Success in retirement as well as success in life is due mainly to attitude, the ability to accept responsibility, knowing that life is seldom fair and not expecting it to be, finding a vocation that allows you to grow and to be true to yourself and your convictions. There are others, of course, but since each person is born with their own peculiar set of potentials, each life lived and each retirement will be different.
Yet, having written the above, the whole process seems as if a desirable retirement will just naturally follow one’s life style up to the point of retirement. It won’t. What if one hated their work and can’t wait to be home free? What if one has no money to travel to all the places one planned on visiting once they were free from a nine to five job? What if one can’t stand being alone for hour upon hour during the day? What if one is ill and can look forward to pain and suffering?
Hear this: While it’s necessary to start planning for your retirement as soon after you’ve paid off your children’s school bills, don’t expect to follow your plans line for line. (Meaning, of course, you’re methodical and must have everything in order and each item in your retirement itinerary carefully checked off.) Life isn’t like that and by retirement, you most likely will have reconsidered your original plans. The reason for that is that you are now more mature and have narrowed your choices down to less than five prerequisites.
The first one is keeping busy. By the time you retire you have learned a lot about life and now see the whole picture clearly. It was necessary, while younger, to make elaborate plans, desire to see all the magical places the world offers, go back to the family farm and live off the land, revisit your grandmother’s old country community, go back to school, etc. But at age seventy, the new requirement age most people will be facing, you are simply tired and just want to rest.
Take a nice long vacation and let your mind wander. Draw up a new plan but even here don’t underline anything; just decide to let the rest of your life happen. Don’t feel as though you are bound to do anything, at least during this vacation, and let your mind wander. It may surprise you how refreshing and how hopeful your new life that’s now starting will become.
Keeping busy at what?
You keep busy doing what you love to do most. If you have always wanted to write, then write. If you don’t know how, then learn. Or maybe you want to see more of your grandchildren, or just spend time with your spouse, garden, learn to play the guitar, donate time to your church, volunteer at the hospital, become a foster parent.
Don’t allow confusion to cloud your picture. Always have pencil and paper handy and create long lists of things you want to do. Then write about it until you tire of thinking about it and then quit. The next day, or the next week, read it over and make alterations. Maybe by this time, you’ve thought of something else. But whatever, don’t lock yourself into only a few ‘have-to-dos,’ unless of course you have to do them.
Ifs make a big difference in the way people keep busy after retirement. If they have the money, they can do a lot of things, if they are in good health, their choices increase, if they have family responsibilities — grandchildren needing supervision, a sick spouse, etc., then they must do what they must do.

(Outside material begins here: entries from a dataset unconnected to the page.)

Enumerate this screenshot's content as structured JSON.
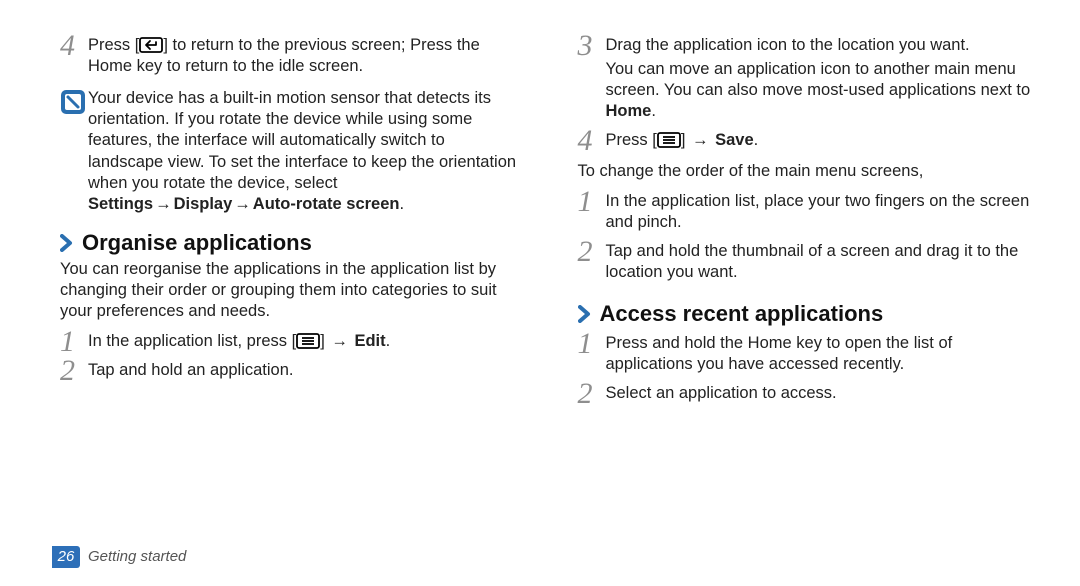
{
  "left": {
    "step4": {
      "num": "4",
      "line1_a": "Press [",
      "line1_b": "] to return to the previous screen; Press the Home key to return to the idle screen."
    },
    "note": {
      "text_a": "Your device has a built-in motion sensor that detects its orientation. If you rotate the device while using some features, the interface will automatically switch to landscape view. To set the interface to keep the orientation when you rotate the device, select ",
      "bold1": "Settings",
      "bold2": "Display",
      "bold3": "Auto-rotate screen",
      "period": "."
    },
    "head1": "Organise applications",
    "intro1": "You can reorganise the applications in the application list by changing their order or grouping them into categories to suit your preferences and needs.",
    "s1": {
      "num": "1",
      "text_a": "In the application list, press [",
      "text_b": "] ",
      "bold": "Edit",
      "period": "."
    },
    "s2": {
      "num": "2",
      "text": "Tap and hold an application."
    }
  },
  "right": {
    "s3": {
      "num": "3",
      "line1": "Drag the application icon to the location you want.",
      "line2_a": "You can move an application icon to another main menu screen. You can also move most-used applications next to ",
      "bold": "Home",
      "period": "."
    },
    "s4": {
      "num": "4",
      "text_a": "Press [",
      "text_b": "] ",
      "bold": "Save",
      "period": "."
    },
    "intro2": "To change the order of the main menu screens,",
    "o1": {
      "num": "1",
      "text": "In the application list, place your two fingers on the screen and pinch."
    },
    "o2": {
      "num": "2",
      "text": "Tap and hold the thumbnail of a screen and drag it to the location you want."
    },
    "head2": "Access recent applications",
    "a1": {
      "num": "1",
      "text": "Press and hold the Home key to open the list of applications you have accessed recently."
    },
    "a2": {
      "num": "2",
      "text": "Select an application to access."
    }
  },
  "footer": {
    "page": "26",
    "section": "Getting started"
  },
  "arrow": "→"
}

Finally, face the fact that requirement for a successful retirement has much to do with attitude, how well you can take each day as it comes and do the best of your ability to live up to what you know your Creator expects of you. You were not merely a happenstance; you were created to find your place in the world and leave it knowing you contributed something. Greet each day as if it is a rare thing, as it is, and do whatever it is you are doing to the best of your ability.